We used stage-within-age based matrix models of Atlantic croaker (Micropogonias undulatus) in the Gulf of Mexico and the South and Mid-Atlantic bights to explore the population-level impacts of shrimp trawl bycatch on estuarine-dependent fishes and to investigate tradeoffs between directed adult fisheries and bycatch mortality. The Gulf model reflected a rapidly declining population, while the Atlantic population showed a modest decline. Elasticity analyses indicated that both populations were more sensitive to the summed survival of adults than first-year survival, particularly in the Gulf. Contrary to our expectations, bycatch mortality on late juveniles was not the most important factor affecting either population of Atlantic croaker, and this result was robust to uncertainty in both adult and late juvenile mortality estimates.

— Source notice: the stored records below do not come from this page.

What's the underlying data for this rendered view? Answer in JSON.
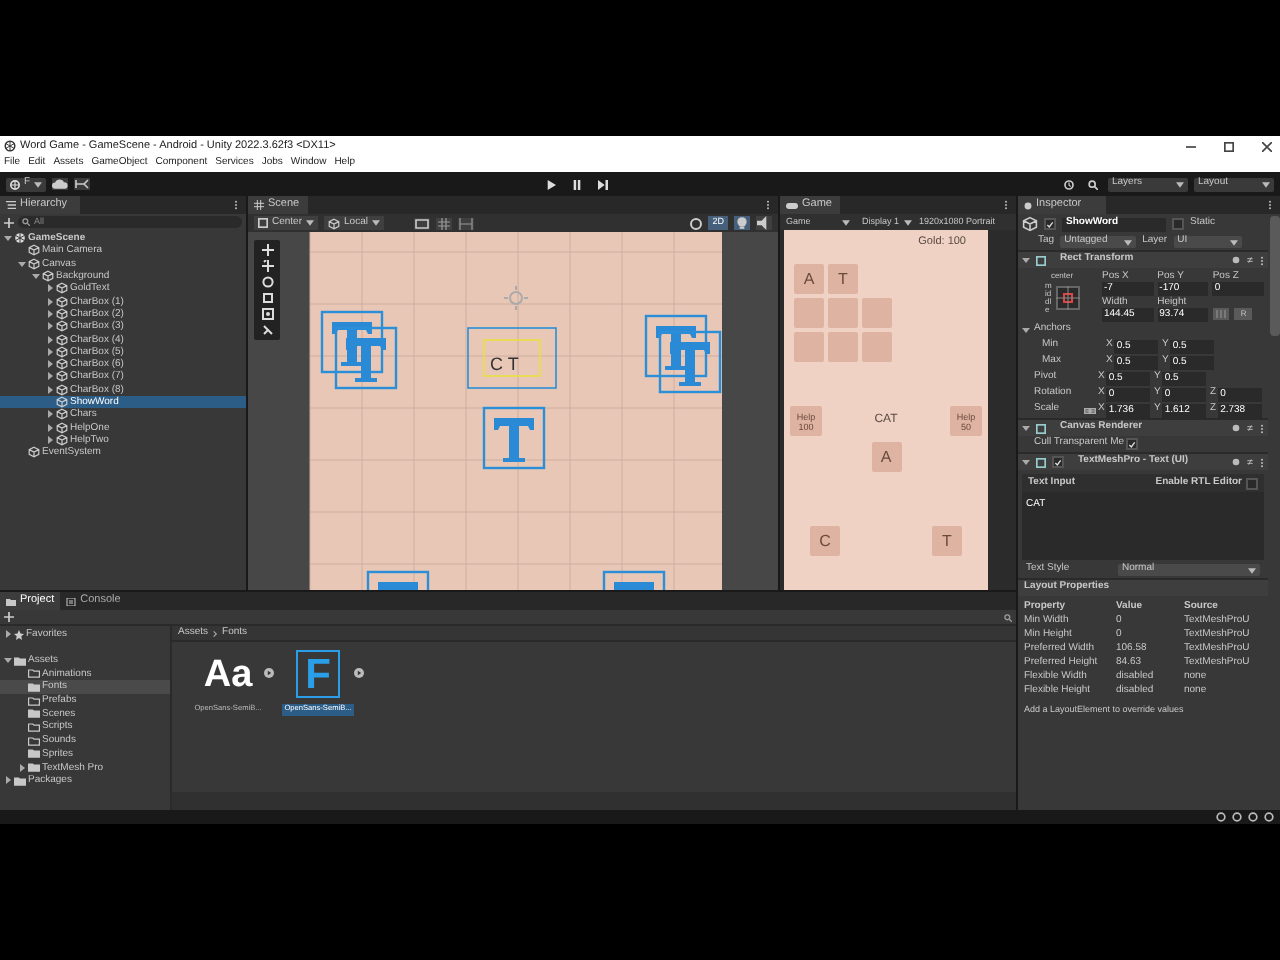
{
  "window": {
    "title": "Word Game - GameScene - Android - Unity 2022.3.62f3 <DX11>"
  },
  "menu": [
    "File",
    "Edit",
    "Assets",
    "GameObject",
    "Component",
    "Services",
    "Jobs",
    "Window",
    "Help"
  ],
  "toolbar": {
    "account": "F",
    "layers": "Layers",
    "layout": "Layout"
  },
  "hierarchy": {
    "tab": "Hierarchy",
    "search": "All",
    "tree": [
      {
        "label": "GameScene",
        "kind": "scene",
        "expanded": true,
        "selected": false,
        "children": [
          {
            "label": "Main Camera",
            "kind": "object",
            "selected": false
          },
          {
            "label": "Canvas",
            "kind": "object",
            "expanded": true,
            "selected": false,
            "children": [
              {
                "label": "Background",
                "kind": "object",
                "expanded": true,
                "selected": false,
                "children": [
                  {
                    "label": "GoldText",
                    "kind": "object",
                    "expanded": false,
                    "selected": false
                  },
                  {
                    "label": "CharBox (1)",
                    "kind": "object",
                    "expanded": false,
                    "selected": false
                  },
                  {
                    "label": "CharBox (2)",
                    "kind": "object",
                    "expanded": false,
                    "selected": false
                  },
                  {
                    "label": "CharBox (3)",
                    "kind": "object",
                    "expanded": false,
                    "selected": false
                  },
                  {
                    "label": "CharBox (4)",
                    "kind": "object",
                    "expanded": false,
                    "selected": false
                  },
                  {
                    "label": "CharBox (5)",
                    "kind": "object",
                    "expanded": false,
                    "selected": false
                  },
                  {
                    "label": "CharBox (6)",
                    "kind": "object",
                    "expanded": false,
                    "selected": false
                  },
                  {
                    "label": "CharBox (7)",
                    "kind": "object",
                    "expanded": false,
                    "selected": false
                  },
                  {
                    "label": "CharBox (8)",
                    "kind": "object",
                    "expanded": false,
                    "selected": false
                  },
                  {
                    "label": "ShowWord",
                    "kind": "object",
                    "selected": true
                  },
                  {
                    "label": "Chars",
                    "kind": "object",
                    "expanded": false,
                    "selected": false
                  },
                  {
                    "label": "HelpOne",
                    "kind": "object",
                    "expanded": false,
                    "selected": false
                  },
                  {
                    "label": "HelpTwo",
                    "kind": "object",
                    "expanded": false,
                    "selected": false
                  }
                ]
              }
            ]
          },
          {
            "label": "EventSystem",
            "kind": "object",
            "selected": false
          }
        ]
      }
    ]
  },
  "scene": {
    "tab": "Scene",
    "pivot": "Center",
    "space": "Local",
    "mode": "2D",
    "label": "C T"
  },
  "game": {
    "tab": "Game",
    "view": "Game",
    "display": "Display 1",
    "resolution": "1920x1080 Portrait",
    "gold": "Gold: 100",
    "tile_rows": [
      [
        {
          "kind": "letter",
          "letter": "A"
        },
        {
          "kind": "letter",
          "letter": "T"
        }
      ],
      [
        {
          "kind": "empty"
        },
        {
          "kind": "empty"
        },
        {
          "kind": "empty"
        }
      ],
      [
        {
          "kind": "empty"
        },
        {
          "kind": "empty"
        },
        {
          "kind": "empty"
        }
      ]
    ],
    "help_buttons": [
      {
        "label": "Help",
        "cost": "100"
      },
      {
        "label": "Help",
        "cost": "50"
      }
    ],
    "word": "CAT",
    "middle_char": "A",
    "bottom_chars": [
      "C",
      "T"
    ]
  },
  "inspector": {
    "tab": "Inspector",
    "object": {
      "enabled": true,
      "name": "ShowWord",
      "static_label": "Static",
      "static": false,
      "tag_label": "Tag",
      "tag": "Untagged",
      "layer_label": "Layer",
      "layer": "UI"
    },
    "rect_transform": {
      "title": "Rect Transform",
      "anchor_h": "center",
      "anchor_v": "middle",
      "fields": [
        {
          "label": "Pos X",
          "value": "-7"
        },
        {
          "label": "Pos Y",
          "value": "-170"
        },
        {
          "label": "Pos Z",
          "value": "0"
        },
        {
          "label": "Width",
          "value": "144.45"
        },
        {
          "label": "Height",
          "value": "93.74"
        }
      ],
      "raw_button": "R",
      "anchors_label": "Anchors",
      "vectors": [
        {
          "label": "Min",
          "kind": "anchor",
          "axes": [
            {
              "axis": "X",
              "value": "0.5"
            },
            {
              "axis": "Y",
              "value": "0.5"
            }
          ]
        },
        {
          "label": "Max",
          "kind": "anchor",
          "axes": [
            {
              "axis": "X",
              "value": "0.5"
            },
            {
              "axis": "Y",
              "value": "0.5"
            }
          ]
        },
        {
          "label": "Pivot",
          "kind": "plain",
          "axes": [
            {
              "axis": "X",
              "value": "0.5"
            },
            {
              "axis": "Y",
              "value": "0.5"
            }
          ]
        },
        {
          "label": "Rotation",
          "kind": "plain",
          "axes": [
            {
              "axis": "X",
              "value": "0"
            },
            {
              "axis": "Y",
              "value": "0"
            },
            {
              "axis": "Z",
              "value": "0"
            }
          ]
        },
        {
          "label": "Scale",
          "kind": "linked",
          "axes": [
            {
              "axis": "X",
              "value": "1.736"
            },
            {
              "axis": "Y",
              "value": "1.612"
            },
            {
              "axis": "Z",
              "value": "2.738"
            }
          ]
        }
      ]
    },
    "canvas_renderer": {
      "title": "Canvas Renderer",
      "cull_label": "Cull Transparent Me",
      "cull": true
    },
    "tmp": {
      "title": "TextMeshPro - Text (UI)",
      "enabled": true,
      "text_input_label": "Text Input",
      "rtl_label": "Enable RTL Editor",
      "rtl": false,
      "text": "CAT",
      "style_label": "Text Style",
      "style": "Normal"
    },
    "layout": {
      "title": "Layout Properties",
      "columns": [
        "Property",
        "Value",
        "Source"
      ],
      "rows": [
        [
          "Min Width",
          "0",
          "TextMeshProU"
        ],
        [
          "Min Height",
          "0",
          "TextMeshProU"
        ],
        [
          "Preferred Width",
          "106.58",
          "TextMeshProU"
        ],
        [
          "Preferred Height",
          "84.63",
          "TextMeshProU"
        ],
        [
          "Flexible Width",
          "disabled",
          "none"
        ],
        [
          "Flexible Height",
          "disabled",
          "none"
        ]
      ],
      "note": "Add a LayoutElement to override values"
    }
  },
  "project": {
    "tabs": [
      {
        "label": "Project",
        "selected": true
      },
      {
        "label": "Console",
        "selected": false
      }
    ],
    "tree": [
      {
        "label": "Favorites",
        "kind": "favorites",
        "expanded": false,
        "selected": false
      },
      {
        "label": "Assets",
        "kind": "folder",
        "expanded": true,
        "selected": false,
        "children": [
          {
            "label": "Animations",
            "kind": "folder_empty",
            "selected": false
          },
          {
            "label": "Fonts",
            "kind": "folder",
            "selected": true
          },
          {
            "label": "Prefabs",
            "kind": "folder_empty",
            "selected": false
          },
          {
            "label": "Scenes",
            "kind": "folder",
            "selected": false
          },
          {
            "label": "Scripts",
            "kind": "folder_empty",
            "selected": false
          },
          {
            "label": "Sounds",
            "kind": "folder_empty",
            "selected": false
          },
          {
            "label": "Sprites",
            "kind": "folder",
            "selected": false
          },
          {
            "label": "TextMesh Pro",
            "kind": "folder",
            "expanded": false,
            "selected": false
          }
        ]
      },
      {
        "label": "Packages",
        "kind": "folder",
        "expanded": false,
        "selected": false
      }
    ],
    "breadcrumb": [
      "Assets",
      "Fonts"
    ],
    "assets": [
      {
        "kind": "font",
        "preview": "Aa",
        "label": "OpenSans-SemiB...",
        "selected": false
      },
      {
        "kind": "font_asset",
        "preview": "F",
        "label": "OpenSans-SemiB...",
        "selected": true
      }
    ]
  }
}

Both populations were most sensitive to ocean larva mortality, followed by mortality of estuary larvae and adults in the Gulf and of early juveniles and adults in the Atlantic. Nonetheless, bycatch mortality did have a large negative impact on population growth rates, and reducing late juvenile or adult mortality by about 35% in the Gulf or 5% in the Atlantic should reverse population declines. Bycatch reduction devices currently in use can achieve these desired reductions.
|Original language||English (US)|
|Number of pages||12|
|Journal||Canadian Journal of Fisheries and Aquatic Sciences|
|Publication status||Published - 2000|
ASJC Scopus subject areas
- Aquatic Science